→ Task instructions
Could you give back the listing below exactly, every line included?

- Opening Delimiter -

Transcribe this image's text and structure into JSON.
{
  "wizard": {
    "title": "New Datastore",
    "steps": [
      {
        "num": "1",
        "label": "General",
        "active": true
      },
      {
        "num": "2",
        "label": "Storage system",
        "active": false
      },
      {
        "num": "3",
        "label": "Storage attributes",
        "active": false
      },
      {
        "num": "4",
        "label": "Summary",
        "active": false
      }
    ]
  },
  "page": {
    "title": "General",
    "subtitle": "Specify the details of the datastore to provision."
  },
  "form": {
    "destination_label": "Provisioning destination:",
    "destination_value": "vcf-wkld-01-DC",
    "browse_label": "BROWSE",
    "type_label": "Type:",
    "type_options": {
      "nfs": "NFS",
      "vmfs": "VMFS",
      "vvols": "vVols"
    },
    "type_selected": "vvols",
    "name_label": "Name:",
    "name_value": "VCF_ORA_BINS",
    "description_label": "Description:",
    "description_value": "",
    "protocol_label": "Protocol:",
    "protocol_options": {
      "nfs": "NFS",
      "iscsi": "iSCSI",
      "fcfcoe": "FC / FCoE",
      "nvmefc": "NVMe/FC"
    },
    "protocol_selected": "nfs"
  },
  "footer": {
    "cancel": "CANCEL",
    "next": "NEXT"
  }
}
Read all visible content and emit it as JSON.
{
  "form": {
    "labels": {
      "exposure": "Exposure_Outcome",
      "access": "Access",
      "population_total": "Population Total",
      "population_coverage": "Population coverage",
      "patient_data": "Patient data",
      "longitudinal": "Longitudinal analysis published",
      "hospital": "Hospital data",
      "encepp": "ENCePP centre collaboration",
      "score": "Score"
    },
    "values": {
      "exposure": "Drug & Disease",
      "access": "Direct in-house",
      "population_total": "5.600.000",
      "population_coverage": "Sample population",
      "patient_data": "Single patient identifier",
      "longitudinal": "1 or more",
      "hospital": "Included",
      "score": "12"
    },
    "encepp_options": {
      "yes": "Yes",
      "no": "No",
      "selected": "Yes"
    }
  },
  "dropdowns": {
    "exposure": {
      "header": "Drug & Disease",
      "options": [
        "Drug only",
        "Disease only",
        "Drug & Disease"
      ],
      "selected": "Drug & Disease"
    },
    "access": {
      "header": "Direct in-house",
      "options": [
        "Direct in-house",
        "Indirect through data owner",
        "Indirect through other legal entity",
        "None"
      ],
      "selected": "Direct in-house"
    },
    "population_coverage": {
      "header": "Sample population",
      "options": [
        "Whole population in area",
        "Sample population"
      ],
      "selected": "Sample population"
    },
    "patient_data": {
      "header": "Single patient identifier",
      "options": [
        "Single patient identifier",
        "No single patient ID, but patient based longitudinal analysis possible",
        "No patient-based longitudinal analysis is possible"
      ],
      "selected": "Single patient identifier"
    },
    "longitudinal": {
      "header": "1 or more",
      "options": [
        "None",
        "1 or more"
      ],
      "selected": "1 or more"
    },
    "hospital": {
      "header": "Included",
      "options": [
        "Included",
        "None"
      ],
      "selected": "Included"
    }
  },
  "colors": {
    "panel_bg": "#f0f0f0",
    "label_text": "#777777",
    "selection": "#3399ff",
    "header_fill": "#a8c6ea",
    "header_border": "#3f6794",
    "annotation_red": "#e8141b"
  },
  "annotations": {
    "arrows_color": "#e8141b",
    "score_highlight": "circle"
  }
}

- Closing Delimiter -

→ Solution for this exercise
Transcribe this image's text and structure into JSON.
{
  "wizard": {
    "title": "New Datastore",
    "steps": [
      {
        "num": "1",
        "label": "General",
        "active": true
      },
      {
        "num": "2",
        "label": "Storage system",
        "active": false
      },
      {
        "num": "3",
        "label": "Storage attributes",
        "active": false
      },
      {
        "num": "4",
        "label": "Summary",
        "active": false
      }
    ]
  },
  "page": {
    "title": "General",
    "subtitle": "Specify the details of the datastore to provision."
  },
  "form": {
    "destination_label": "Provisioning destination:",
    "destination_value": "vcf-wkld-01-DC",
    "browse_label": "BROWSE",
    "type_label": "Type:",
    "type_options": {
      "nfs": "NFS",
      "vmfs": "VMFS",
      "vvols": "vVols"
    },
    "type_selected": "vvols",
    "name_label": "Name:",
    "name_value": "VCF_ORA_BINS",
    "description_label": "Description:",
    "description_value": "",
    "protocol_label": "Protocol:",
    "protocol_options": {
      "nfs": "NFS",
      "iscsi": "iSCSI",
      "fcfcoe": "FC / FCoE",
      "nvmefc": "NVMe/FC"
    },
    "protocol_selected": "nfs"
  },
  "footer": {
    "cancel": "CANCEL",
    "next": "NEXT"
  }
}
Read all visible content and emit it as JSON.
{
  "form": {
    "labels": {
      "exposure": "Exposure_Outcome",
      "access": "Access",
      "population_total": "Population Total",
      "population_coverage": "Population coverage",
      "patient_data": "Patient data",
      "longitudinal": "Longitudinal analysis published",
      "hospital": "Hospital data",
      "encepp": "ENCePP centre collaboration",
      "score": "Score"
    },
    "values": {
      "exposure": "Drug & Disease",
      "access": "Direct in-house",
      "population_total": "5.600.000",
      "population_coverage": "Sample population",
      "patient_data": "Single patient identifier",
      "longitudinal": "1 or more",
      "hospital": "Included",
      "score": "12"
    },
    "encepp_options": {
      "yes": "Yes",
      "no": "No",
      "selected": "Yes"
    }
  },
  "dropdowns": {
    "exposure": {
      "header": "Drug & Disease",
      "options": [
        "Drug only",
        "Disease only",
        "Drug & Disease"
      ],
      "selected": "Drug & Disease"
    },
    "access": {
      "header": "Direct in-house",
      "options": [
        "Direct in-house",
        "Indirect through data owner",
        "Indirect through other legal entity",
        "None"
      ],
      "selected": "Direct in-house"
    },
    "population_coverage": {
      "header": "Sample population",
      "options": [
        "Whole population in area",
        "Sample population"
      ],
      "selected": "Sample population"
    },
    "patient_data": {
      "header": "Single patient identifier",
      "options": [
        "Single patient identifier",
        "No single patient ID, but patient based longitudinal analysis possible",
        "No patient-based longitudinal analysis is possible"
      ],
      "selected": "Single patient identifier"
    },
    "longitudinal": {
      "header": "1 or more",
      "options": [
        "None",
        "1 or more"
      ],
      "selected": "1 or more"
    },
    "hospital": {
      "header": "Included",
      "options": [
        "Included",
        "None"
      ],
      "selected": "Included"
    }
  },
  "colors": {
    "panel_bg": "#f0f0f0",
    "label_text": "#777777",
    "selection": "#3399ff",
    "header_fill": "#a8c6ea",
    "header_border": "#3f6794",
    "annotation_red": "#e8141b"
  },
  "annotations": {
    "arrows_color": "#e8141b",
    "score_highlight": "circle"
  }
}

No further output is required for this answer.